It can be difficult to remember to slow down and spend some time on the beautiful things in life. But doing so, according to 23-year-old HaikuJAM creator Dhrupad Karwa, can help you unspool and remind you that there is much more to you than the daily grind.
"I had the idea in a London teashop during my second year at university. I was feeling a little down at the time as a startup venture that I had been working on that summer, had not gone to plan -- after winning a Startup Weekend hackathon, my team and I commenced development on an online automated utility bill management service, but due to red tape in the industry we were not able secure the tariff data we needed. Thus we shelved the project," he explained.
"So as a fun, creative exercise that day my friend and I decided to write a few collaborative poems in my journal. It was very therapeutic and intriguing to see how the expressions evolved from one person to another."
HaikuJAM, for iOS and Android, aims to give that experience to everyone. Like other social apps, it allows you to connect with strangers all around the world, creating friend groups and bonding over a shared interest. Unlike other social apps, that interest is poetry. Users collaborate to create simple, three-line poems inspired by, but not necessarily in the form of, traditional Japanese haiku poems or a series of three photos that tell a story.

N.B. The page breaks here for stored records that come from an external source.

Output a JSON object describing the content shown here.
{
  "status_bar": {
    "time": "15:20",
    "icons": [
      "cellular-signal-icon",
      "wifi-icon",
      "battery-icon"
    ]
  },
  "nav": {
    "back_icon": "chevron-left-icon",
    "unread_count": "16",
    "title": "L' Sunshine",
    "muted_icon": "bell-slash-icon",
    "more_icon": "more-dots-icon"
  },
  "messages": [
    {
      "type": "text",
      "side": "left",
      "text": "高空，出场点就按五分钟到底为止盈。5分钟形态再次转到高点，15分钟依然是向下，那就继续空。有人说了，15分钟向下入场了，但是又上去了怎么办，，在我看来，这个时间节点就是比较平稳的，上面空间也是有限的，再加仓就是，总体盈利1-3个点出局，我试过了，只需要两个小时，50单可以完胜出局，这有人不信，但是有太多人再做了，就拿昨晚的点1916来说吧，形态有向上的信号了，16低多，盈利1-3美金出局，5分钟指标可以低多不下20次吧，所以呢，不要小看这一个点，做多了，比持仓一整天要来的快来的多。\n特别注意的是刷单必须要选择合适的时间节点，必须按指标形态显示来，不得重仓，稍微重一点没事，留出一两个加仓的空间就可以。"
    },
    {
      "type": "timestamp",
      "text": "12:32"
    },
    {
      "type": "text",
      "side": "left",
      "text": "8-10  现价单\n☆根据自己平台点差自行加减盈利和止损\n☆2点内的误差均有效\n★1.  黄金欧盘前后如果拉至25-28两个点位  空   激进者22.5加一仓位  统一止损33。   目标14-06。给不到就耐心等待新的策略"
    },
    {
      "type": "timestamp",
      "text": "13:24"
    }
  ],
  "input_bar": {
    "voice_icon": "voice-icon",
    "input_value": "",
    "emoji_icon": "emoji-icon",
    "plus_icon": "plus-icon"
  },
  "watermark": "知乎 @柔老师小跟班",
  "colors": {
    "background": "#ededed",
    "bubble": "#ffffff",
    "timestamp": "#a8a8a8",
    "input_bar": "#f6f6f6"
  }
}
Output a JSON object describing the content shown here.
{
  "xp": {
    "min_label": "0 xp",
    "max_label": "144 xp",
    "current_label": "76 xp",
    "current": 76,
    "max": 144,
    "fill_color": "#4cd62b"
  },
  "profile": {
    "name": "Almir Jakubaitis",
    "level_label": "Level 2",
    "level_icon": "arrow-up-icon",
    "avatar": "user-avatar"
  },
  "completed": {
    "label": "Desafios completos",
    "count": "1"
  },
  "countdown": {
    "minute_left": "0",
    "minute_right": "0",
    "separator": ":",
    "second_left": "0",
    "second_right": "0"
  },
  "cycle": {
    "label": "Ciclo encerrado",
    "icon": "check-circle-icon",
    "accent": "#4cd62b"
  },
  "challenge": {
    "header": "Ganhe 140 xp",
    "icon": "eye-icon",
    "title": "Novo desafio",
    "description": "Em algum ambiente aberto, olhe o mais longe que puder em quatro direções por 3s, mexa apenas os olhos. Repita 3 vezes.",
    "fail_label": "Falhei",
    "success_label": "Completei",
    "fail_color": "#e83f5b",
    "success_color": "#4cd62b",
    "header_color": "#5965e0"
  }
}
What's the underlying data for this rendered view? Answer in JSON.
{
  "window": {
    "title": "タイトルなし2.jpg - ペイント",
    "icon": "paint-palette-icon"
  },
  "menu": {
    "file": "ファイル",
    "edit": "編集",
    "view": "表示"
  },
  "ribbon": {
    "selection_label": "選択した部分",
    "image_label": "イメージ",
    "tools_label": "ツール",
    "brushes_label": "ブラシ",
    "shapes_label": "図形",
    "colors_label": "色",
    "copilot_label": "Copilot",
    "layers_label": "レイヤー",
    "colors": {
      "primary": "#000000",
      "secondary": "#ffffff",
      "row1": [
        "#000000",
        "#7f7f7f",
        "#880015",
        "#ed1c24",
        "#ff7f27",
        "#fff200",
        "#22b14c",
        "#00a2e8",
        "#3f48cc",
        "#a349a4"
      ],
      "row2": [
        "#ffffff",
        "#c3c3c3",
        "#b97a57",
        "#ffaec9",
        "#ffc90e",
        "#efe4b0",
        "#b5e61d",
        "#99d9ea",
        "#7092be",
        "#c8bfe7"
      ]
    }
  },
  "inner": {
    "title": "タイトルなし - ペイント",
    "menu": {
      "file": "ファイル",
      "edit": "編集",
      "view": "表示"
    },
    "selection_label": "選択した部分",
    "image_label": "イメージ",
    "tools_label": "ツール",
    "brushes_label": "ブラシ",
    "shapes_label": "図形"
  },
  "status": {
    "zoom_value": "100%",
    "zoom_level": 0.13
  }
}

To get started all you have to do is tap the "Jam" button, then decide whether you want to collaborate with the world, or with a circle of your friends. If you join the app using Facebook, you can invite your Facebook friends, but if you don't, you have to make circles of users already within the app. Then you can get jamming, either by starting your own photo story or poem, or joining one already in progress.
"In terms of the form, by no means am I master of Japanese poetry, but I do love literature. I have been writing a novel in verse, inspired by Vikram Seth's book "The Golden Gate" (though it is currently on hold due to startup demands!)," Karwa said.
"I wrote haiku as a child and teen... One of our advisers said it very beautifully, 'A haiku is a tornado in a proton.' It's incredible how much meaning and imagery three simple short lines can capture. Also we felt that haiku as a medium and method, lends itself very well to mobile for it is bite-sized, elegant and easily consumed."
The app is designed to tap into the little slices of down-time you have in your life -- during a tea break, or waiting for the bus, or just before you fall asleep and your idling mind conceives a striking turn of phrase. In this way, it allows users a small creative outlet -- like a zen garden for the mind.
The app has been in open beta for a year, and, according to Karwa, is used primarily by finance professionals, doctors, nurses and students. Together, the users have written over 50,000 lines of poetry so far. This, however, Karwa said, is just the beginning.
"Our vision extends beyond haiku poetry... Our focus is on collaborative art and expression (the concept of people "jamming" together)," he said. "It just so happens that our current platform subscribes to the triadic method of 'haiku', for it is clean and simple, but we will be exploring creative collaboration through a range of mediums and frameworks."